Segment Start: GIVEN ENTRIES

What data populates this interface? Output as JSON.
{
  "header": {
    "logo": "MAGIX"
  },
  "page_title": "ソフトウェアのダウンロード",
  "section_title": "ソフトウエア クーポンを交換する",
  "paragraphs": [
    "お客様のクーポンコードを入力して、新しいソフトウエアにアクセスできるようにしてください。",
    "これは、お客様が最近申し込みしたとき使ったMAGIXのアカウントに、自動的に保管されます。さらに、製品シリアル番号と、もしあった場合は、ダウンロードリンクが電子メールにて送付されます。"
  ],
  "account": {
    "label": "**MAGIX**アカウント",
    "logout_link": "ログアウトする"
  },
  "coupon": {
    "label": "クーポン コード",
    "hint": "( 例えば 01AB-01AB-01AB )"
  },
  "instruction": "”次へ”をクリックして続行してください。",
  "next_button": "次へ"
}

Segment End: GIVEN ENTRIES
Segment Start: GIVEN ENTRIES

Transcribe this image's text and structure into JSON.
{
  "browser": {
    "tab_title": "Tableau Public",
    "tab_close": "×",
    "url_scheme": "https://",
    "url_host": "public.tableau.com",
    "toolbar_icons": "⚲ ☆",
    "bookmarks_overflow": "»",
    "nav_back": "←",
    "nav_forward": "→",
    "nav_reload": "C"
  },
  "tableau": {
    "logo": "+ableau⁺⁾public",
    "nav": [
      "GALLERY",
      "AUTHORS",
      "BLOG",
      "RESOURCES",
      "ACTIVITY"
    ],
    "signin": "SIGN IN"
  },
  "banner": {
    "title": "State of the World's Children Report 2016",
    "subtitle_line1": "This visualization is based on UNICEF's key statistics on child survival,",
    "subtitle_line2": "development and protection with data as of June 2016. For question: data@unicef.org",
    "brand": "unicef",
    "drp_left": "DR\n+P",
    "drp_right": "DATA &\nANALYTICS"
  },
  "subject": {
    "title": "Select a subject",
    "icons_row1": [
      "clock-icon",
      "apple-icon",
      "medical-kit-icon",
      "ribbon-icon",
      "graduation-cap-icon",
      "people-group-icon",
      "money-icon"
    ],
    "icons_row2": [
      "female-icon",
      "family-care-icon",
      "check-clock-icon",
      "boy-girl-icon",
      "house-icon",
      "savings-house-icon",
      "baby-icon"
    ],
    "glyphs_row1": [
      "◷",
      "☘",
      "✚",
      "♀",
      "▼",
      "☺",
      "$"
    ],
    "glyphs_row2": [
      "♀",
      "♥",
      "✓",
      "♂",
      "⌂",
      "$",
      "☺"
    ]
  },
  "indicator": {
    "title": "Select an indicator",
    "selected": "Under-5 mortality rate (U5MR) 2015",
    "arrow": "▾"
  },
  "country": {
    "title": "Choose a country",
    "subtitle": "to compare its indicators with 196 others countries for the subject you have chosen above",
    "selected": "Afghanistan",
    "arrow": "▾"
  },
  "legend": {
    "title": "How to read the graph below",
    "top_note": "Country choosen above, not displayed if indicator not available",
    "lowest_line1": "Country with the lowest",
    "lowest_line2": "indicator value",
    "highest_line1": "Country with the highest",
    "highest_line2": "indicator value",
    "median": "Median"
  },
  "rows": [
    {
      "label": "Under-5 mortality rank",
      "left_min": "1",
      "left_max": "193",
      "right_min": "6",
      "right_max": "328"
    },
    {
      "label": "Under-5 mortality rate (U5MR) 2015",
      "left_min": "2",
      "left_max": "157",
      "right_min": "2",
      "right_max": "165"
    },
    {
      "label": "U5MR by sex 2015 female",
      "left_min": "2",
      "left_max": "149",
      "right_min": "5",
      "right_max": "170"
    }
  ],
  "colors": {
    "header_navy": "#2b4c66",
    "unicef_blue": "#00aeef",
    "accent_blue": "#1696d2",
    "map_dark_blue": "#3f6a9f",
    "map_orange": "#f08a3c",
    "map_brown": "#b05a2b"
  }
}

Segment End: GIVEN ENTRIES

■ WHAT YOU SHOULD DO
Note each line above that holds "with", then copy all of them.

■ WORKED SOLUTION
    "subtitle_line2": "development and protection with data as of June 2016. For question: data@unicef.org",
    "subtitle": "to compare its indicators with 196 others countries for the subject you have chosen above",
    "lowest_line1": "Country with the lowest",
    "highest_line1": "Country with the highest",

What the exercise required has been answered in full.